I know you've only just started reading this but I'd just like to ask you one little question.
'Are we nearly there yet?' In fact I'd like to ask you a lot of little questions. 'Will we be there soon? How much longer will it be before we get there? Why is it taking so long?' Indeed I would like to keep asking you these questions, in no particular sequence, but in an increasingly irritating fashion. And from time to time I'll add; 'Can I go to the toilet?' for variety.
It's quite extraordinary really. Travelling a few thousand miles business class with the director of finance is such a doddle. Dull but a doddle.

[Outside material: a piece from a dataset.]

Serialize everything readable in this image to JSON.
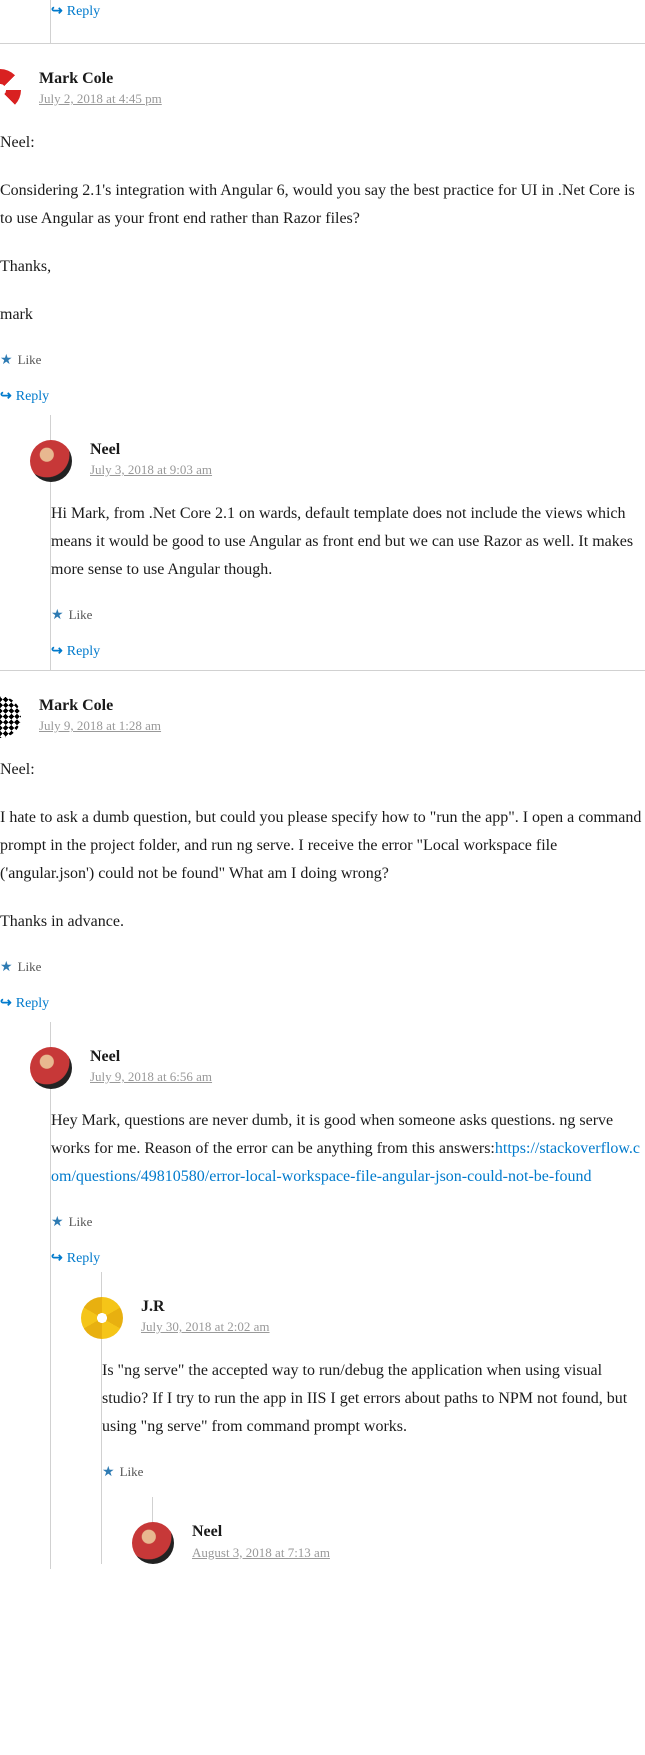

You gaze for the nth time at the perfectly-defined crimson lips and the perfectly-starched white blouses and the perfectly-bored beautiful eyes of the air hostesses as they explain once again for our safety; how to fasten our seatbelts (which can be adjusted like this); how to put on our oxygen masks (which fall from overhead like this); how to inflate our life-belts (which tie at the side like this); and how to jump down the emergency slide (like this).

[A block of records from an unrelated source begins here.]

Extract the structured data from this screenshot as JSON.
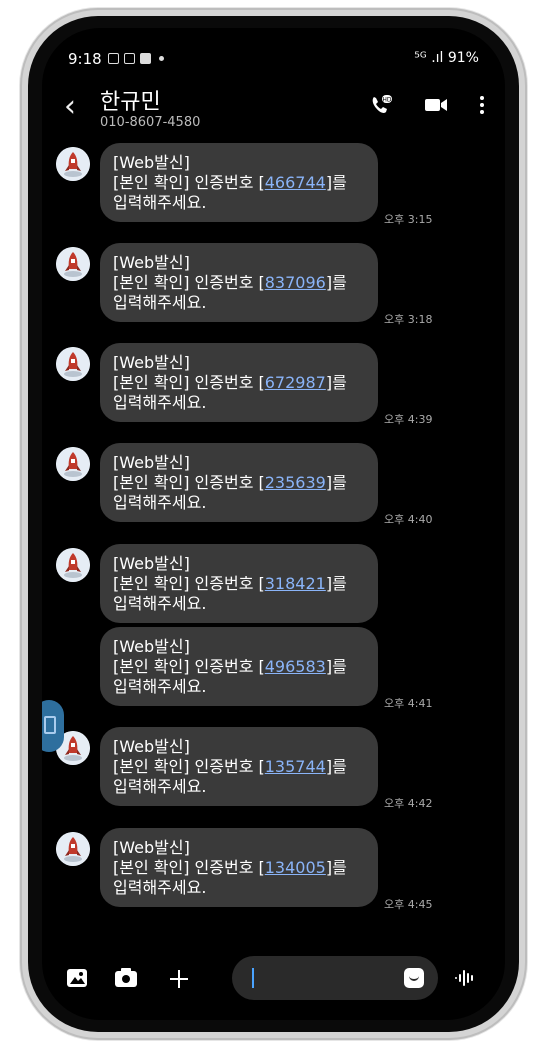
{
  "status_bar": {
    "time": "9:18",
    "right": "⁵ᴳ .ıl 91%"
  },
  "header": {
    "back_icon": "chevron-left-icon",
    "name": "한규민",
    "phone": "010-8607-4580"
  },
  "messages": [
    {
      "line1": "[Web발신]",
      "line2_prefix": "[본인 확인] 인증번호 [",
      "code": "466744",
      "line2_suffix": "]를",
      "line3": "입력해주세요.",
      "time": "오후 3:15",
      "has_avatar": true
    },
    {
      "line1": "[Web발신]",
      "line2_prefix": "[본인 확인] 인증번호 [",
      "code": "837096",
      "line2_suffix": "]를",
      "line3": "입력해주세요.",
      "time": "오후 3:18",
      "has_avatar": true
    },
    {
      "line1": "[Web발신]",
      "line2_prefix": "[본인 확인] 인증번호 [",
      "code": "672987",
      "line2_suffix": "]를",
      "line3": "입력해주세요.",
      "time": "오후 4:39",
      "has_avatar": true
    },
    {
      "line1": "[Web발신]",
      "line2_prefix": "[본인 확인] 인증번호 [",
      "code": "235639",
      "line2_suffix": "]를",
      "line3": "입력해주세요.",
      "time": "오후 4:40",
      "has_avatar": true
    },
    {
      "line1": "[Web발신]",
      "line2_prefix": "[본인 확인] 인증번호 [",
      "code": "318421",
      "line2_suffix": "]를",
      "line3": "입력해주세요.",
      "time": "",
      "has_avatar": true
    },
    {
      "line1": "[Web발신]",
      "line2_prefix": "[본인 확인] 인증번호 [",
      "code": "496583",
      "line2_suffix": "]를",
      "line3": "입력해주세요.",
      "time": "오후 4:41",
      "has_avatar": false
    },
    {
      "line1": "[Web발신]",
      "line2_prefix": "[본인 확인] 인증번호 [",
      "code": "135744",
      "line2_suffix": "]를",
      "line3": "입력해주세요.",
      "time": "오후 4:42",
      "has_avatar": true
    },
    {
      "line1": "[Web발신]",
      "line2_prefix": "[본인 확인] 인증번호 [",
      "code": "134005",
      "line2_suffix": "]를",
      "line3": "입력해주세요.",
      "time": "오후 4:45",
      "has_avatar": true
    }
  ],
  "composer": {
    "gallery_icon": "gallery-icon",
    "camera_icon": "camera-icon",
    "add_icon": "plus-icon",
    "sticker_icon": "sticker-icon",
    "voice_icon": "voice-wave-icon"
  },
  "colors": {
    "bubble": "#3a3a3a",
    "link": "#8ab4f8",
    "background": "#000000"
  }
}
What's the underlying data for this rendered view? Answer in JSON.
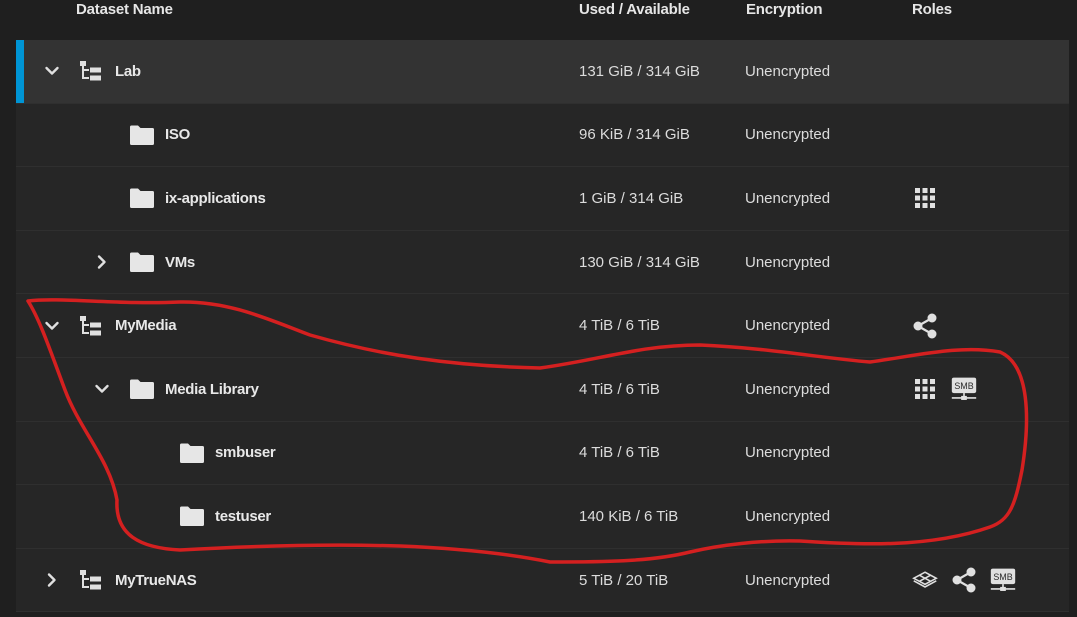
{
  "columns": {
    "name": "Dataset Name",
    "used": "Used / Available",
    "encryption": "Encryption",
    "roles": "Roles"
  },
  "rows": [
    {
      "name": "Lab",
      "used": "131 GiB / 314 GiB",
      "encryption": "Unencrypted",
      "level": 0,
      "type": "pool",
      "expander": "expanded",
      "selected": true,
      "roles": []
    },
    {
      "name": "ISO",
      "used": "96 KiB / 314 GiB",
      "encryption": "Unencrypted",
      "level": 1,
      "type": "folder",
      "expander": "none",
      "roles": []
    },
    {
      "name": "ix-applications",
      "used": "1 GiB / 314 GiB",
      "encryption": "Unencrypted",
      "level": 1,
      "type": "folder",
      "expander": "none",
      "roles": [
        "apps-grid-icon"
      ]
    },
    {
      "name": "VMs",
      "used": "130 GiB / 314 GiB",
      "encryption": "Unencrypted",
      "level": 1,
      "type": "folder",
      "expander": "collapsed",
      "roles": []
    },
    {
      "name": "MyMedia",
      "used": "4 TiB / 6 TiB",
      "encryption": "Unencrypted",
      "level": 0,
      "type": "pool",
      "expander": "expanded",
      "roles": [
        "share-icon"
      ]
    },
    {
      "name": "Media Library",
      "used": "4 TiB / 6 TiB",
      "encryption": "Unencrypted",
      "level": 1,
      "type": "folder",
      "expander": "expanded",
      "roles": [
        "apps-grid-icon",
        "smb-share-icon"
      ]
    },
    {
      "name": "smbuser",
      "used": "4 TiB / 6 TiB",
      "encryption": "Unencrypted",
      "level": 2,
      "type": "folder",
      "expander": "none",
      "roles": []
    },
    {
      "name": "testuser",
      "used": "140 KiB / 6 TiB",
      "encryption": "Unencrypted",
      "level": 2,
      "type": "folder",
      "expander": "none",
      "roles": []
    },
    {
      "name": "MyTrueNAS",
      "used": "5 TiB / 20 TiB",
      "encryption": "Unencrypted",
      "level": 0,
      "type": "pool",
      "expander": "collapsed",
      "roles": [
        "network-icon",
        "share-icon",
        "smb-share-icon"
      ]
    }
  ],
  "smb_label": "SMB",
  "colors": {
    "selected_accent": "#0095d5",
    "annotation": "#d42020",
    "row_bg": "#262626",
    "selected_bg": "#333333"
  }
}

And remember to first extinguish cigarettes and remove high-heeled or stilettoe shoes and ensure that your seat is upright and the table is safely stowed away. And then it's just a matter of sitting still until an inevitable sequence of complimentary drinks and snacks and meals and breakfasts and hot towels moves you from one side of the world to another.
In contrast, travelling a few thousand miles in steerage with a four-year-old and a seven-year-old (for purely theoretical example) is a nightmare. Such an appalling nightmare that it has been known for people to wish they were back at work trying to cope with the ordinary everyday problems of running (for purely theoretical example) a lossmaking profit-centre.

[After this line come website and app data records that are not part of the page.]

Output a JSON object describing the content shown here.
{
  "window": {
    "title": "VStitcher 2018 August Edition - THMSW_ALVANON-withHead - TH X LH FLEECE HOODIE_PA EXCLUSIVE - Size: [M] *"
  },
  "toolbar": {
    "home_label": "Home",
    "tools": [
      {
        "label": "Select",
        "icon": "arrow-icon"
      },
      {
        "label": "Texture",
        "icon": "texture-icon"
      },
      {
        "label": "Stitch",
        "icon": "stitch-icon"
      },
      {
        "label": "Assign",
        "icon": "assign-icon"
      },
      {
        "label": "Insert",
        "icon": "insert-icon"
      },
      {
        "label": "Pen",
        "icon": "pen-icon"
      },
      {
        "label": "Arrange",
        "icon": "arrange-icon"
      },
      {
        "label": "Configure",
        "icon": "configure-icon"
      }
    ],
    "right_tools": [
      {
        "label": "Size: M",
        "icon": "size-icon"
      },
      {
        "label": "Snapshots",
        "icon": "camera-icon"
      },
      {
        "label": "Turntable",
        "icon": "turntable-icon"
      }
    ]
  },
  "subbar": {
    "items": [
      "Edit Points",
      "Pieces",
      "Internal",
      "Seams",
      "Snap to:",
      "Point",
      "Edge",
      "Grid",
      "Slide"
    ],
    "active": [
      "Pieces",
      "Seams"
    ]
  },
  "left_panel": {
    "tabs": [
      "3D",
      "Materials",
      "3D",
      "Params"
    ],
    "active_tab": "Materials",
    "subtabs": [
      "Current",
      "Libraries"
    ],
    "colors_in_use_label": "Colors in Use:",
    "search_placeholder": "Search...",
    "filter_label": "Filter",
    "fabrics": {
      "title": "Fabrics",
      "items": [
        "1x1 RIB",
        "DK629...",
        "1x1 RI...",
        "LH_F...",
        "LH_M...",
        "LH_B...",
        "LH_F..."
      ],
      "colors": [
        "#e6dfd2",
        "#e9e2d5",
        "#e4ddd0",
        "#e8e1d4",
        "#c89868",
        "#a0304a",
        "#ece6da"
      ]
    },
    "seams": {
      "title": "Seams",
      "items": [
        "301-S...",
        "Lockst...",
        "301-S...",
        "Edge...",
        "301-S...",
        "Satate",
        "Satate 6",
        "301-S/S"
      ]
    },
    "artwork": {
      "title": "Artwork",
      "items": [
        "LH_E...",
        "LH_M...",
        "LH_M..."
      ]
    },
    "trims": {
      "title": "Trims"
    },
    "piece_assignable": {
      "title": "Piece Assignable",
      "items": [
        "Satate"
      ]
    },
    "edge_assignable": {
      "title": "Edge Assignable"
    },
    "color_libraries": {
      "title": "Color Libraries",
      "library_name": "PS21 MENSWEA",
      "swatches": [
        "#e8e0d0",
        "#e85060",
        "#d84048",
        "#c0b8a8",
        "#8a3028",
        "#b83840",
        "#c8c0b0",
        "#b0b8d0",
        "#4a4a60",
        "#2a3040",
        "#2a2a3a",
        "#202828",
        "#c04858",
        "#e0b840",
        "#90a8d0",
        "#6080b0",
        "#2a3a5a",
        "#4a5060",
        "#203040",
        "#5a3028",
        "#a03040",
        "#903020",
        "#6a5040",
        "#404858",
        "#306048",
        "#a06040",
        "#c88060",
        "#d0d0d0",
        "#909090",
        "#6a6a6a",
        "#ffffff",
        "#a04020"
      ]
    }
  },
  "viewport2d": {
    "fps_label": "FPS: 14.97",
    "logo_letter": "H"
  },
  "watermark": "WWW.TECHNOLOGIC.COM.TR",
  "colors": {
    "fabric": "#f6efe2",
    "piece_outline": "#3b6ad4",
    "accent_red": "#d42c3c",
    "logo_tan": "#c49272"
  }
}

Children quite simply don't sit still but they do spill drinks (theirs and yours) they don't like the food on offer but they do like playing with life-endangering cutlery. And most of all they do want to know whether they are nearly there yet.
At which point they raise two interesting insights into modern management theory, the consideration of which - rather like a Zen Buddhist saying - may allow the holidaying manager to maintain some sanity, reach an inner tranquillity and indeed gain a useful perspective on loss-making profit-centres.
The first insight is that management gurus tend to give too much importance to establishing objectives and agreeing destinations and measuring progress and give far too little thought to the question of who on earth we're attempting to reach these objectives with.
Or, to put it another way, it's one thing to speed through customs with Mr Laptop and his Gucci suit-holder, but it's entirely another to stand by the luggage carousel desperately hoping to see the appearance of a three-foot-high blue elephant who goes by the name of 'Blue Ted' and whose loss would make any loss made at a profit-making centre seem quite insignificant on the scale of human disasters. In other words, the same destination can be a totally different place depending on just who is with you.
So Holiday Management Revelation Number One: it's all very well knowing what your destination is - but what really counts is who you are travelling with - and just how much emotional and other luggage they are carrying.
Holiday Revelation Number Two: in truth, we all have more in common with children than we like to think - especially in the desire to get there almost before we have started travelling.
rom the stock-market's need to see evidence of instantly succesful company restructurings, to the fairy-tale PR-world of immediate benefits from quality circles and corporate re-engineering, and to every manager who thought that now they'd got their problems sorted out.
The real world just ain't like that - but how we wish it was. And how irritating it is to hear the chorus of voices asking for the impossible while you're doing your best to wipe up the orange juice. And how embarrassing to be part of the chorus when you're sitting on the board of a company.
So much for insights - what about practice. Well, despite the fact that the holidaying manager does not have the option of closing down or selling off the less successful units of the holiday family, most of us manage to have a pretty good holiday when we finally get there.
That's when the kids start asking: 'Can we go home now?'.